Nefarious, the first of three documentaries about the problem of sex trafficking, prostitution and the conditions that contribute to the phenomenon, sounds a clarion cry against this modern slavery in an engrossing, sometimes appropriately gross, exposé. Benjamin Nolot (rhymes with solo) not only produced, directed and narrated this cinematic abolitionist aid, but also helms the ministry responsible for Nefarious. If this is his first time behind and in front of a camera in those various capacities, as his entry sems to indicate, the next two volumes of the Nefarious series should be at least as engaging as this debut.
Nolot meshes a variety of interview subjects with aptly creepy re-enactments of many circumstances surrounding the abuse and dehumanization that mark's the world's so-called oldest profession. The latter play something like a modernized iteration of the old Christian TV series This Is The Life were it to have forcefully taken on the issues at hand. As for the interviews, Nolot not only puts his microphone to the faces of girls and women who were rescued from their pimps/traffickers (one of whom, sadly, returned to the trade before Nefarious was completed), but the aforementioned Swedish politician and a psychologist who has studied trafficking and prostitution number among the other distaff voices.

As for male presence, Nolot meets with the leader of a mission to save Cambodian girls from the sex trade, an author/activists who works for the abolition of human trafficking, a former tafficker, a Thai John who naively believes the girls whose time he buys at karaoke bars are happy to selling themselves, a former U.S. sex tourist to Asia who now forsakes that activity and, most mundanely, the owner of one of Amsterdam's infamous window displays where scantily-clad women give strangers come-hither looks and fornicate with them on a mattress in the back;the last guy is blasé as anything about his business, going to so far as to deny the peril in which his "employees" place themselves...pointing out not long thereafter that the gals should keep their hands near the panic button near the bed they use.

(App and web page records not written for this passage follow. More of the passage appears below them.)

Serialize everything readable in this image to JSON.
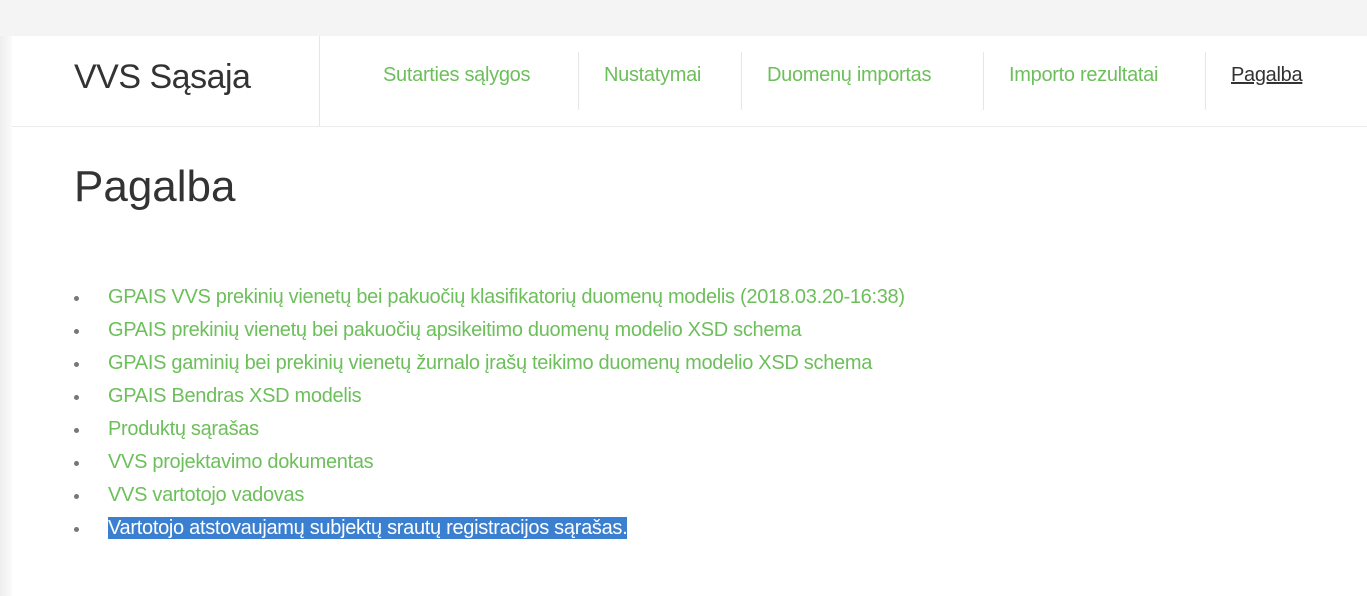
{
  "app": {
    "brand": "VVS Sąsaja"
  },
  "nav": {
    "items": [
      {
        "label": "Sutarties sąlygos",
        "active": false
      },
      {
        "label": "Nustatymai",
        "active": false
      },
      {
        "label": "Duomenų importas",
        "active": false
      },
      {
        "label": "Importo rezultatai",
        "active": false
      },
      {
        "label": "Pagalba",
        "active": true
      }
    ]
  },
  "page": {
    "title": "Pagalba"
  },
  "help_links": [
    {
      "label": "GPAIS VVS prekinių vienetų bei pakuočių klasifikatorių duomenų modelis (2018.03.20-16:38)",
      "selected": false
    },
    {
      "label": "GPAIS prekinių vienetų bei pakuočių apsikeitimo duomenų modelio XSD schema",
      "selected": false
    },
    {
      "label": "GPAIS gaminių bei prekinių vienetų žurnalo įrašų teikimo duomenų modelio XSD schema",
      "selected": false
    },
    {
      "label": "GPAIS Bendras XSD modelis",
      "selected": false
    },
    {
      "label": "Produktų sąrašas",
      "selected": false
    },
    {
      "label": "VVS projektavimo dokumentas",
      "selected": false
    },
    {
      "label": "VVS vartotojo vadovas",
      "selected": false
    },
    {
      "label": "Vartotojo atstovaujamų subjektų srautų registracijos sąrašas.",
      "selected": true
    }
  ],
  "colors": {
    "link": "#6cbf5a",
    "text": "#333333",
    "selection": "#3b7fd0"
  }
}
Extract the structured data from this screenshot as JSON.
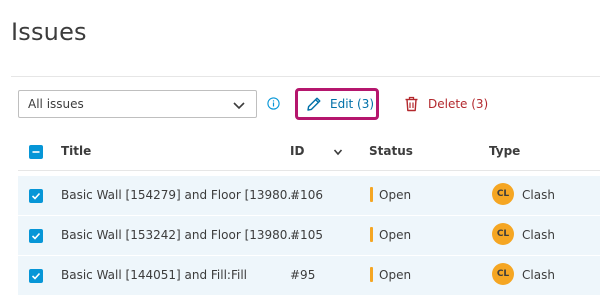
{
  "page": {
    "title": "Issues"
  },
  "toolbar": {
    "filter_value": "All issues",
    "edit_label": "Edit (3)",
    "delete_label": "Delete (3)"
  },
  "table": {
    "columns": [
      "Title",
      "ID",
      "Status",
      "Type"
    ],
    "rows": [
      {
        "title": "Basic Wall [154279] and Floor [13980…",
        "id": "#106",
        "status": "Open",
        "type_initials": "CL",
        "type": "Clash"
      },
      {
        "title": "Basic Wall [153242] and Floor [13980…",
        "id": "#105",
        "status": "Open",
        "type_initials": "CL",
        "type": "Clash"
      },
      {
        "title": "Basic Wall [144051] and Fill:Fill",
        "id": "#95",
        "status": "Open",
        "type_initials": "CL",
        "type": "Clash"
      }
    ]
  },
  "colors": {
    "accent_blue": "#0696d7",
    "highlight_border": "#b5166d",
    "delete_red": "#b3282d",
    "status_open": "#f5a623",
    "row_selected_bg": "#eef6fb"
  },
  "icons": {
    "filter": "chevron-down-icon",
    "info": "info-icon",
    "edit": "pencil-icon",
    "delete": "trash-icon",
    "header_checkbox": "indeterminate-checkbox-icon",
    "row_checkbox": "checkmark-icon",
    "sort": "chevron-down-icon"
  }
}
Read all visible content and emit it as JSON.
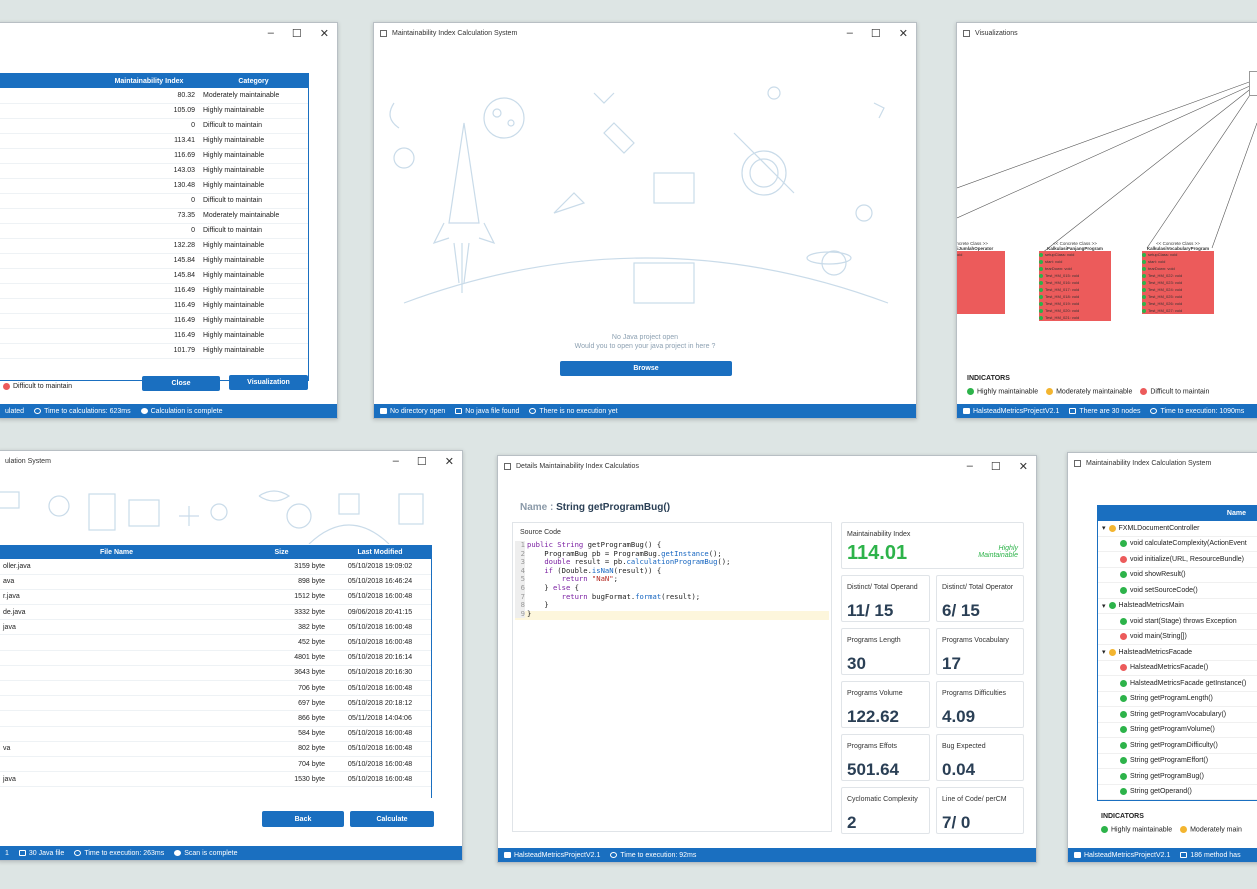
{
  "win1": {
    "col_mi": "Maintainability Index",
    "col_cat": "Category",
    "rows": [
      [
        "80.32",
        "Moderately maintainable"
      ],
      [
        "105.09",
        "Highly maintainable"
      ],
      [
        "0",
        "Difficult to maintain"
      ],
      [
        "113.41",
        "Highly maintainable"
      ],
      [
        "116.69",
        "Highly maintainable"
      ],
      [
        "143.03",
        "Highly maintainable"
      ],
      [
        "130.48",
        "Highly maintainable"
      ],
      [
        "0",
        "Difficult to maintain"
      ],
      [
        "73.35",
        "Moderately maintainable"
      ],
      [
        "0",
        "Difficult to maintain"
      ],
      [
        "132.28",
        "Highly maintainable"
      ],
      [
        "145.84",
        "Highly maintainable"
      ],
      [
        "145.84",
        "Highly maintainable"
      ],
      [
        "116.49",
        "Highly maintainable"
      ],
      [
        "116.49",
        "Highly maintainable"
      ],
      [
        "116.49",
        "Highly maintainable"
      ],
      [
        "116.49",
        "Highly maintainable"
      ],
      [
        "101.79",
        "Highly maintainable"
      ]
    ],
    "legend_difficult": "Difficult to maintain",
    "close": "Close",
    "visualization": "Visualization",
    "status": [
      "ulated",
      "Time to calculations: 623ms",
      "Calculation is complete"
    ]
  },
  "win2": {
    "title": "Maintainability Index Calculation System",
    "msg1": "No Java project open",
    "msg2": "Would you to open your java project in here ?",
    "browse": "Browse",
    "status": [
      "No directory open",
      "No java file found",
      "There is no execution yet"
    ]
  },
  "win3": {
    "title": "Visualizations",
    "indicators": "INDICATORS",
    "high": "Highly maintainable",
    "mod": "Moderately maintainable",
    "diff": "Difficult to maintain",
    "status": [
      "HalsteadMetricsProjectV2.1",
      "There are 30 nodes",
      "Time to execution: 1090ms"
    ],
    "classes": [
      {
        "stereo": "<< Concrete Class >>",
        "name": "KalkulasiJumlahOperator",
        "rows": [
          "setupClass: void",
          "void",
          "void",
          "void",
          "void",
          "void",
          "void",
          "void",
          "void"
        ]
      },
      {
        "stereo": "<< Concrete Class >>",
        "name": "KalkulasiPanjangProgram",
        "rows": [
          "setupClass: void",
          "start: void",
          "tearDown: void",
          "Test_HM_015: void",
          "Test_HM_016: void",
          "Test_HM_017: void",
          "Test_HM_018: void",
          "Test_HM_019: void",
          "Test_HM_020: void",
          "Test_HM_021: void"
        ]
      },
      {
        "stereo": "<< Concrete Class >>",
        "name": "KalkulasiVocabularyProgram",
        "rows": [
          "setupClass: void",
          "start: void",
          "tearDown: void",
          "Test_HM_022: void",
          "Test_HM_023: void",
          "Test_HM_024: void",
          "Test_HM_025: void",
          "Test_HM_026: void",
          "Test_HM_027: void"
        ]
      }
    ]
  },
  "win4": {
    "title": "ulation System",
    "col_name": "File Name",
    "col_size": "Size",
    "col_mod": "Last Modified",
    "rows": [
      [
        "oller.java",
        "3159 byte",
        "05/10/2018 19:09:02"
      ],
      [
        "ava",
        "898 byte",
        "05/10/2018 16:46:24"
      ],
      [
        "r.java",
        "1512 byte",
        "05/10/2018 16:00:48"
      ],
      [
        "de.java",
        "3332 byte",
        "09/06/2018 20:41:15"
      ],
      [
        "java",
        "382 byte",
        "05/10/2018 16:00:48"
      ],
      [
        "",
        "452 byte",
        "05/10/2018 16:00:48"
      ],
      [
        "",
        "4801 byte",
        "05/10/2018 20:16:14"
      ],
      [
        "",
        "3643 byte",
        "05/10/2018 20:16:30"
      ],
      [
        "",
        "706 byte",
        "05/10/2018 16:00:48"
      ],
      [
        "",
        "697 byte",
        "05/10/2018 20:18:12"
      ],
      [
        "",
        "866 byte",
        "05/11/2018 14:04:06"
      ],
      [
        "",
        "584 byte",
        "05/10/2018 16:00:48"
      ],
      [
        "va",
        "802 byte",
        "05/10/2018 16:00:48"
      ],
      [
        "",
        "704 byte",
        "05/10/2018 16:00:48"
      ],
      [
        "java",
        "1530 byte",
        "05/10/2018 16:00:48"
      ]
    ],
    "back": "Back",
    "calculate": "Calculate",
    "status": [
      "1",
      "30 Java file",
      "Time to execution: 263ms",
      "Scan is complete"
    ]
  },
  "win5": {
    "title": "Details Maintainability Index Calculatios",
    "name_label": "Name :",
    "name_value": "String getProgramBug()",
    "source_label": "Source Code",
    "mi_label": "Maintainability Index",
    "mi_value": "114.01",
    "mi_cat1": "Highly",
    "mi_cat2": "Maintainable",
    "cards": [
      [
        "Distinct/ Total Operand",
        "11/ 15"
      ],
      [
        "Distinct/ Total Operator",
        "6/ 15"
      ],
      [
        "Programs Length",
        "30"
      ],
      [
        "Programs Vocabulary",
        "17"
      ],
      [
        "Programs Volume",
        "122.62"
      ],
      [
        "Programs Difficulties",
        "4.09"
      ],
      [
        "Programs Effots",
        "501.64"
      ],
      [
        "Bug Expected",
        "0.04"
      ],
      [
        "Cyclomatic Complexity",
        "2"
      ],
      [
        "Line of Code/ perCM",
        "7/ 0"
      ]
    ],
    "status": [
      "HalsteadMetricsProjectV2.1",
      "Time to execution: 92ms"
    ]
  },
  "win6": {
    "title": "Maintainability Index Calculation System",
    "col_name": "Name",
    "tree": [
      [
        "FXMLDocumentController",
        "y",
        0
      ],
      [
        "void calculateComplexity(ActionEvent",
        "g",
        1
      ],
      [
        "void initialize(URL, ResourceBundle)",
        "r",
        1
      ],
      [
        "void showResult()",
        "g",
        1
      ],
      [
        "void setSourceCode()",
        "g",
        1
      ],
      [
        "HalsteadMetricsMain",
        "g",
        0
      ],
      [
        "void start(Stage) throws Exception",
        "g",
        1
      ],
      [
        "void main(String[])",
        "r",
        1
      ],
      [
        "HalsteadMetricsFacade",
        "y",
        0
      ],
      [
        "HalsteadMetricsFacade()",
        "r",
        1
      ],
      [
        "HalsteadMetricsFacade getInstance()",
        "g",
        1
      ],
      [
        "String getProgramLength()",
        "g",
        1
      ],
      [
        "String getProgramVocabulary()",
        "g",
        1
      ],
      [
        "String getProgramVolume()",
        "g",
        1
      ],
      [
        "String getProgramDifficulty()",
        "g",
        1
      ],
      [
        "String getProgramEffort()",
        "g",
        1
      ],
      [
        "String getProgramBug()",
        "g",
        1
      ],
      [
        "String getOperand()",
        "g",
        1
      ]
    ],
    "indicators": "INDICATORS",
    "high": "Highly maintainable",
    "mod": "Moderately main",
    "status": [
      "HalsteadMetricsProjectV2.1",
      "186 method has"
    ]
  },
  "colors": {
    "accent": "#1a6fc0",
    "high": "#2db34a",
    "mod": "#f3b530",
    "diff": "#ec5b5b"
  }
}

Incest and Hollywood's glamororization of hooking (see Pretty Woman--or rather, don't!) also play into this exploitation of vulnerable young women where kidnapping, want ads placed by "employment agency" fronts and duplicitous pseudo-boyfriends who lead their lovestruck prey into selling sexual favors don't do the trick. Were the movie's producers to go for an MPAA rating, Nefarious would surely merit the most extreme side of the PG-13 spectrum. Fittingly, viewers at the showing I took in near Appleton, Wisconsin were advised that if any of the action on screen got too unsettling for them, they were free to leave the theater for a while.

No one appeared to take such a break, but if they left for good, they would have missed a handful of success stories. Among the former prostitutes interviewed were a few who would become Christian, get out from under their sexual oppression and get married or go on to school. The joy they find in the Lord and their renewed lives is inspiring and contagious as their weeping and sobbing over their former lives is harrowing.

Nolot's passion for his cause shines with bright intelligence. So much is the case that he shows him and his crew chasing down one pedophile in Southeast Asia who attempts to purchase the company of a child (likely with parental complicitancy, another bewildering twist in the story), telling him to stay out of the town where he tried to procure the illicit company of a minor.

An after-movie Q & A session with Nolot and an Appleton cop revealed more frustration and victory in the battle against sex trafficking as both men encouraged audience members to join the fight against it. One of Nolot's pithier suggestions is the Red Light Campaign, where motorists pray for the end of the sex trade when they are stuck at-that's right-red lights.

Home video release of Nefarious is set for spring 2012, but it looks like special screenings such as this are the only way it is being screened now. It is Nolot's hope that grass roots marketing and activism involving his movies can help stem the tide of the sex traffic business in the same way William Wilberforce spearheaded the fight to end bond slavery in the 1800s. It's a righteous aim for activist film-making, and anyone of a sensitive disposition can't help but wish for the attainment of that goal.
Another worthwhile group to support for those interested in ending child sexual exploitation is International Justice Mission. Go to Thanks to fellow Tollboother Jeff Cebulski for the tip!